Most Americans would now rather watch films at home than at the cinema, a poll has suggested.
The new Star Wars movie is the year's biggest hit
Seventy three per cent of adults said they preferred watching movies at home on DVD, video or pay-per-view to going to a cinema.
The survey of 1,000 adults also found that 47% said films were getting worse.
The results come as the US box office experiences its worst slump in 20 years. The number of cinema-goers has dropped for the last two years running.
Just 22% of people said they would rather see films at the cinema, in the survey for the Associated Press news agency and AOL News.

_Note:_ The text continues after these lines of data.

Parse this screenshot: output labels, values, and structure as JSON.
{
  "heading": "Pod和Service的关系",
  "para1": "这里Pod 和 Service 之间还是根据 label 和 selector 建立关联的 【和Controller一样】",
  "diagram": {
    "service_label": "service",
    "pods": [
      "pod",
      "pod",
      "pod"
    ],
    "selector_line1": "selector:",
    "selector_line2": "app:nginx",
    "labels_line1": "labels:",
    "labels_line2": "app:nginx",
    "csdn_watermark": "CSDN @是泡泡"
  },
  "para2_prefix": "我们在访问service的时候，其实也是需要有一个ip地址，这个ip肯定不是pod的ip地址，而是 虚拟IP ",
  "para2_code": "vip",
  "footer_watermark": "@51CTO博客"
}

A quarter of those surveyed said they had not been to a cinema in the past year. On the plus side, a third of people believed movies are getting better.
Eighty per cent said they used a DVD player at home.
Despite high profile releases like Star Wars: Episode III - Revenge of the Sith, Hollywood's domestic revenues for 2005 are down 6.4% on the same period in 2004.
Ticket sales reached a modern record of 1.63 billion in 2002 but have fallen since, down to 1.51 billion in 2004.
At the current rate, admissions for 2005 could total 1.34 billion, the lowest since 1996.
Around four billion tickets were sold each year before television eroded Hollywood's dominance.
DVD sales and rentals totalled $21.2bn (£11.62bn) in 2004, more than double the domestic revenues at cinemas, according to the Digital Entertainment Group.
Movies took $9.4bn (£4.9bn) at the US domestic box office last year, compared to $9.2bn (£4.8bn) in 2003. The rise was attributed to an increase in ticket prices.